GOAL OF THE EXERCISE: Look for the string "number" in the data below, and copy each line that holds it.

SOURCE DATA:
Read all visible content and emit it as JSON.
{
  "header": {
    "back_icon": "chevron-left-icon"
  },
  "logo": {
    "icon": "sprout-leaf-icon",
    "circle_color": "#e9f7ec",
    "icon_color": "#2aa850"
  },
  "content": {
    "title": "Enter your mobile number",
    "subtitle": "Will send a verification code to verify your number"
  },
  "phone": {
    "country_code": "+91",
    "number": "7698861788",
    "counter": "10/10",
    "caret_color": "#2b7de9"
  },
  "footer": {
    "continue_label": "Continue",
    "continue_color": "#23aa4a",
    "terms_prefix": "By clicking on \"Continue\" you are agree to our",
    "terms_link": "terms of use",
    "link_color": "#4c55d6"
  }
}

EXPECTED OUTPUT:
    "title": "Enter your mobile number",
    "subtitle": "Will send a verification code to verify your number"
    "number": "7698861788",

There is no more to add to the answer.